Two pounds of merino roving from Beaverslide Dry Goods have landed on my front porch and I am scratching my head and thinking... "Hmmmmm."
Not so personally crazy about the thimbleberry color which is a teensy bit more on the coral/orange side than I thought it would be. Based on the pics, I was expecting more of a rose. Don't get me wrong it's a lovely color, it's just not one I'd personally wear. I think it'll spin up into something dandy but not really for me, ultimately. I am forseeing that this roving has a brilliant future as lovely gifts, possibly as spun yarn, knitted goods or to make spindle enabled friends happy. I may try overdying some of it. I *am* completely in love with the Mountain Twilight dyelot, of which I have a whole luscious pound. I'm thinkin, this needs to be spun up and plied into something resembling a DK weight yarn and then THAT needs to be knitted into a luscious and cuddly hoodie which I have every intention of keeping all to myself.
I guess the only complaint I have is that the fiber is not neat and combed out like other rovings I've purchased. It's fluffy and crumply instead of all the fibers lying in one neat direction. There's vegetable matter in there too. I believe that it wants for carding, and to that end, now I have to either buy or borrow some carding implements. I don't believe the vendor misrepresented herself or anything, it's just that anytime I've ever bought something labeled "roving" it came already carded, in a great lovely batt and perfectly ready to spin. I had expectations that this would be the same. I'm thinking that it is going to be lovely when I do get it prepped, though. I have so much yet to learn and prepping my own fiber, even if it's just this last step, is a good place to start.
$16 per pound. 90% merino 10% mohair.
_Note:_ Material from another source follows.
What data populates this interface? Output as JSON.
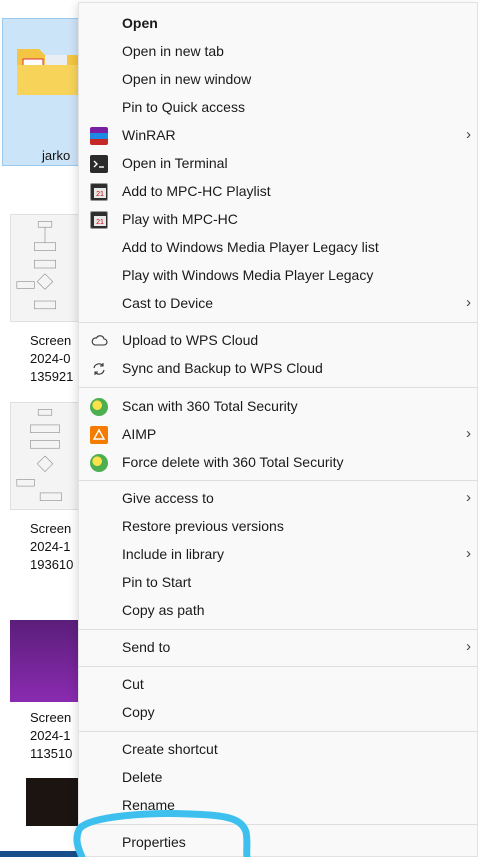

Yum. Good deal.
I have a lot of fiber. I am not allowed to buy ANY MORE. For a while. The madness must (temporarily) end.